§ **TASK BRIEF**
Say how many lines in the records hold "note". Nothing but the number should be given.

§ **RECORDS FOR PROCESSING**
------------------------------
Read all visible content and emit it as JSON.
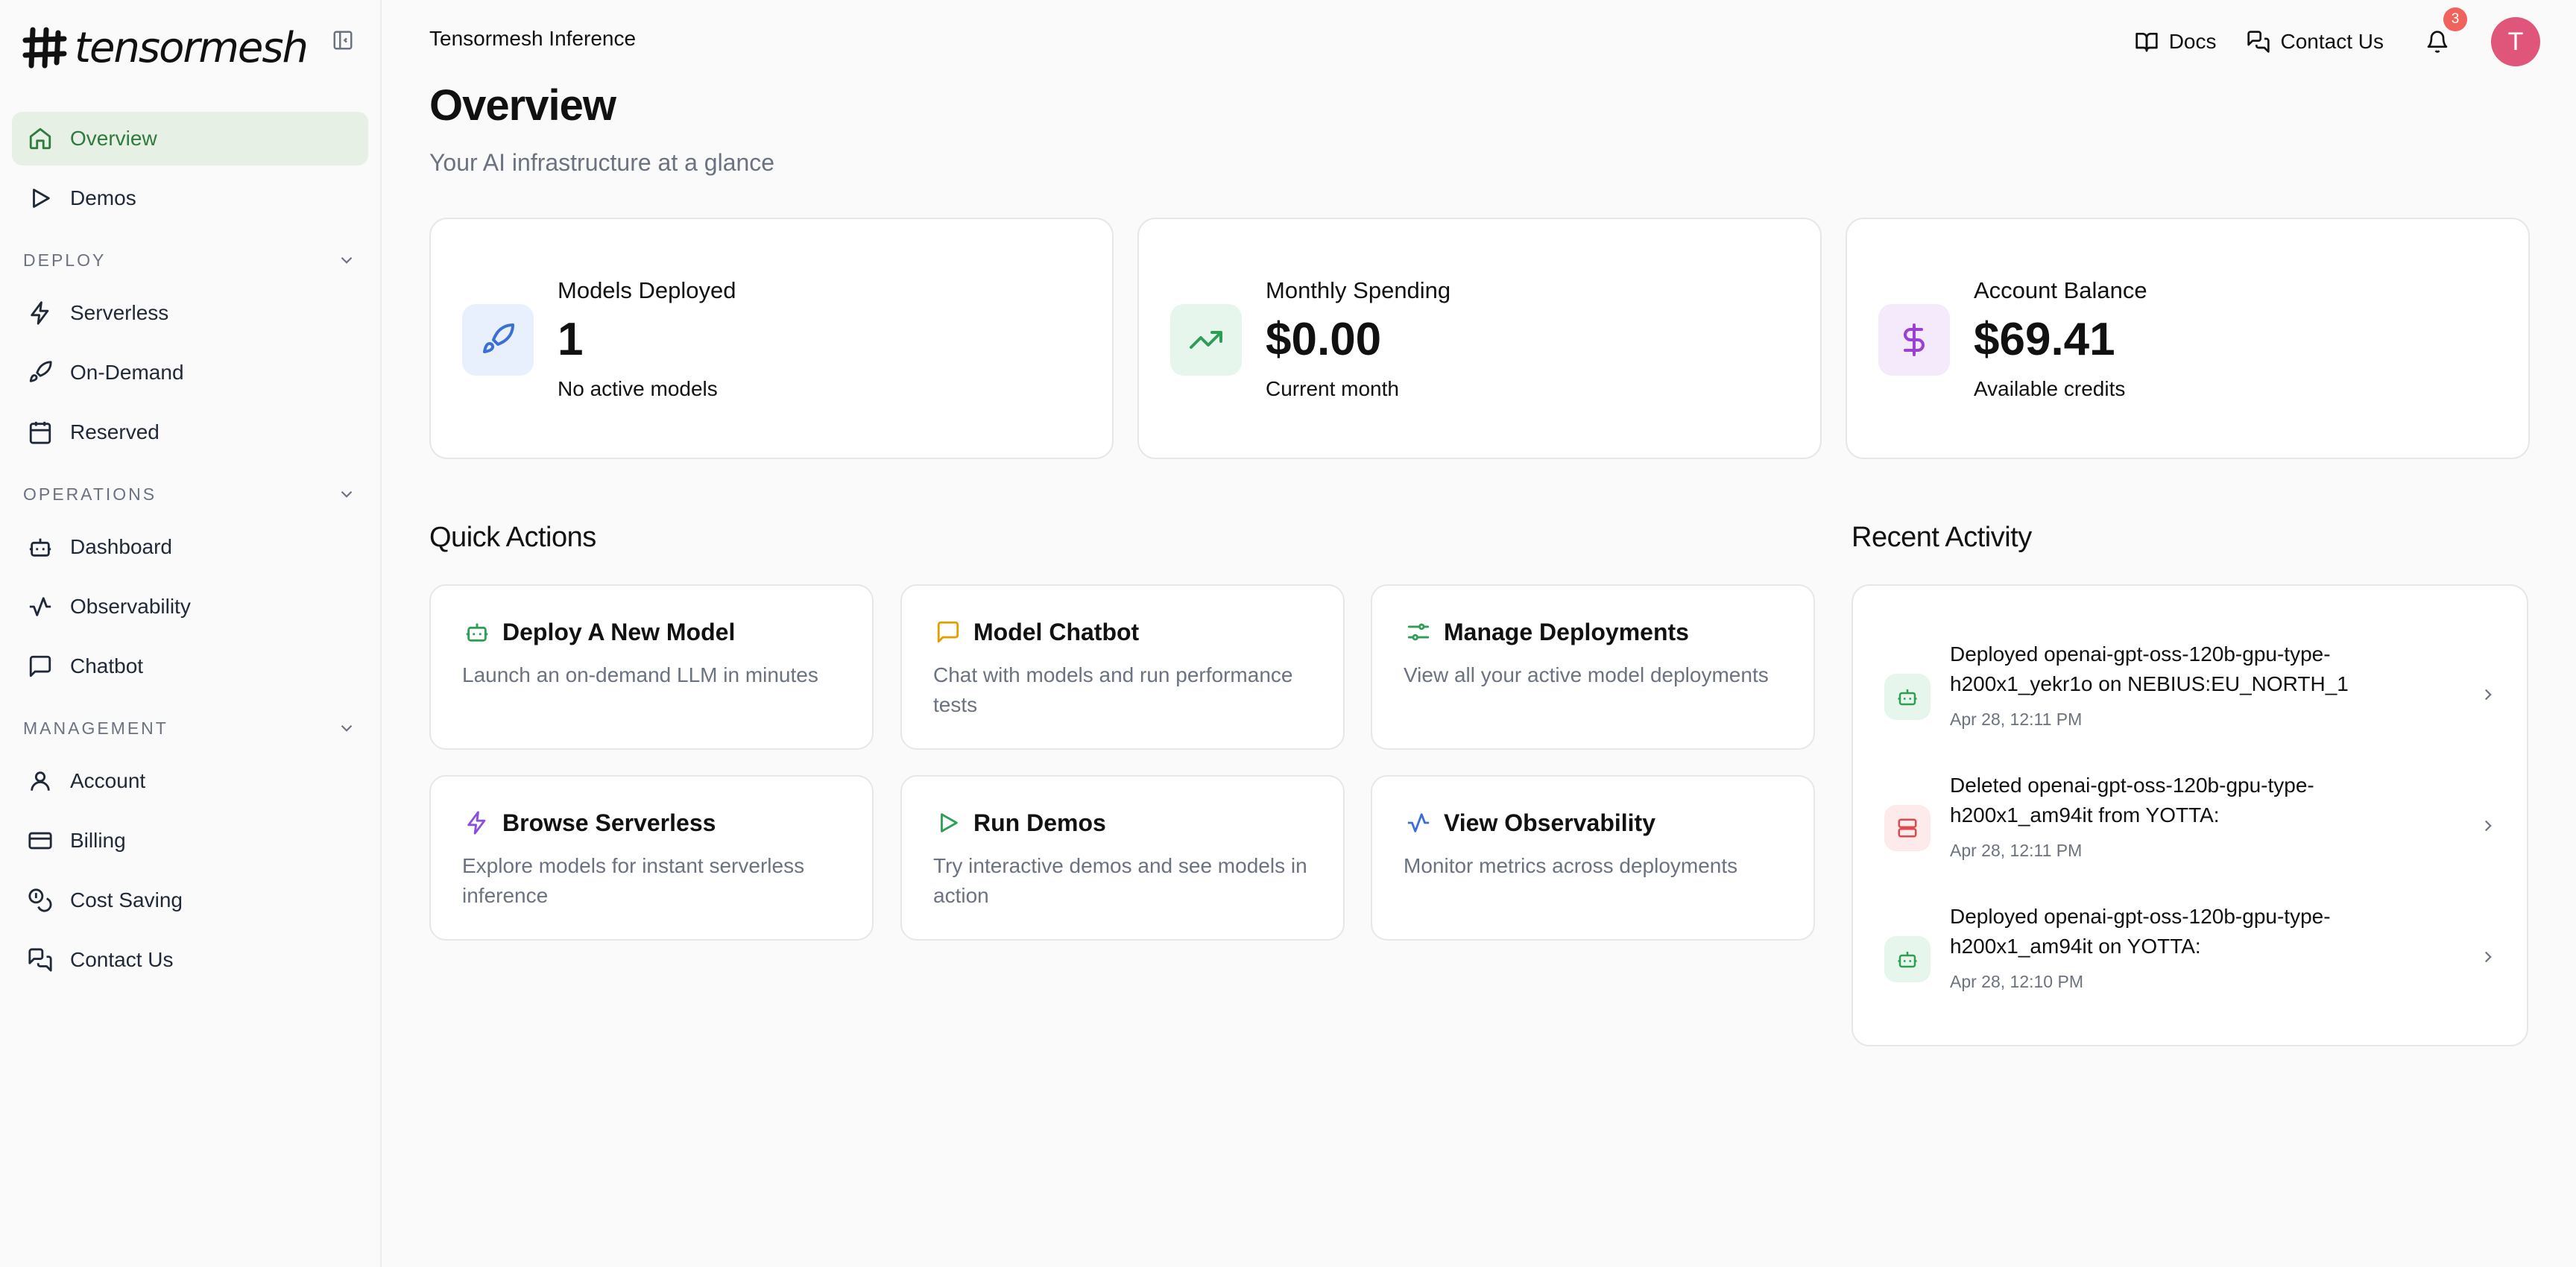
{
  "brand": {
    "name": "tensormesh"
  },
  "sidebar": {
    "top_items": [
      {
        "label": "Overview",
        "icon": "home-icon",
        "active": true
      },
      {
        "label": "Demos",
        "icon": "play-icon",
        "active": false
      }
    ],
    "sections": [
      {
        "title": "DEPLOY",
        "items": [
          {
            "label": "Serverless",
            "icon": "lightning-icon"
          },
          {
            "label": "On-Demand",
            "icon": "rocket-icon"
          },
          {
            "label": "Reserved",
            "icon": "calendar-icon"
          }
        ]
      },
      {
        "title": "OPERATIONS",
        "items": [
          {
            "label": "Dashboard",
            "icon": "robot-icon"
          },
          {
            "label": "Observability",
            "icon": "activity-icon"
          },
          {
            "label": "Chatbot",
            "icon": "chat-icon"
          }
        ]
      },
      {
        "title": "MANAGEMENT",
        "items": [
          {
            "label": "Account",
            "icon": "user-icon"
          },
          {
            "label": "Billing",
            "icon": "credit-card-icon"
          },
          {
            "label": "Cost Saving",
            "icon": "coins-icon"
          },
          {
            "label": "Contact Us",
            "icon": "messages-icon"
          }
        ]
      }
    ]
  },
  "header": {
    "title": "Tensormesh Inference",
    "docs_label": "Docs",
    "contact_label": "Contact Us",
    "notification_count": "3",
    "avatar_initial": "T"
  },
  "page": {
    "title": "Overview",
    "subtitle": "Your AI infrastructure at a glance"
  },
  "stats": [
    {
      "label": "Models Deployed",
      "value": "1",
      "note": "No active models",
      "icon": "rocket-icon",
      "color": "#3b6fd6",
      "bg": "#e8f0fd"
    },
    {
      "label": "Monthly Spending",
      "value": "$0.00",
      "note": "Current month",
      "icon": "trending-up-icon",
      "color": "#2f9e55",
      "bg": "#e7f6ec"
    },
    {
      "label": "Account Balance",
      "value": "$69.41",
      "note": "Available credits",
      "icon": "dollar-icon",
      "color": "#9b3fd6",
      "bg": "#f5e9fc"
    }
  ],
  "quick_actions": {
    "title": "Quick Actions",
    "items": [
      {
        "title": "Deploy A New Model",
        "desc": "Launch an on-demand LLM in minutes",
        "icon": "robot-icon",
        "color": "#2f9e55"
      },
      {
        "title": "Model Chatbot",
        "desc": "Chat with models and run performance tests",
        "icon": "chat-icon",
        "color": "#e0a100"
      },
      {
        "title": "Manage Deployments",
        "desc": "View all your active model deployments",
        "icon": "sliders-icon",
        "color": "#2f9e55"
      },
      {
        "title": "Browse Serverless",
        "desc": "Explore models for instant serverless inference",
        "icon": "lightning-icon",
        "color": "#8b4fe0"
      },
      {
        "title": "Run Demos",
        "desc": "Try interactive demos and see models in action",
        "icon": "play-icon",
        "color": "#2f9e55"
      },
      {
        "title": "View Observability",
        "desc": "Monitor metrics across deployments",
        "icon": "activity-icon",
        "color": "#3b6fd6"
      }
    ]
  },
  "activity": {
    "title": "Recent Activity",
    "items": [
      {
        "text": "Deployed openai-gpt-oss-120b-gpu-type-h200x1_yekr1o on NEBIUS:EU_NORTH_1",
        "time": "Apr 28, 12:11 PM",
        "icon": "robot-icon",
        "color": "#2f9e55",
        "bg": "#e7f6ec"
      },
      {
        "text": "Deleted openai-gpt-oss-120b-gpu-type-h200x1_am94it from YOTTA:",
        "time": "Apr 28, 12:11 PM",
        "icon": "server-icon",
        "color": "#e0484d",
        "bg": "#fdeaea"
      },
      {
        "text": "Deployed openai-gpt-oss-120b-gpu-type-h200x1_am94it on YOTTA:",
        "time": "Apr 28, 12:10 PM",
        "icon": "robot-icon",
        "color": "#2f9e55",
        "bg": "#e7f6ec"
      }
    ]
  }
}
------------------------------
§ **TASK ANSWER**
3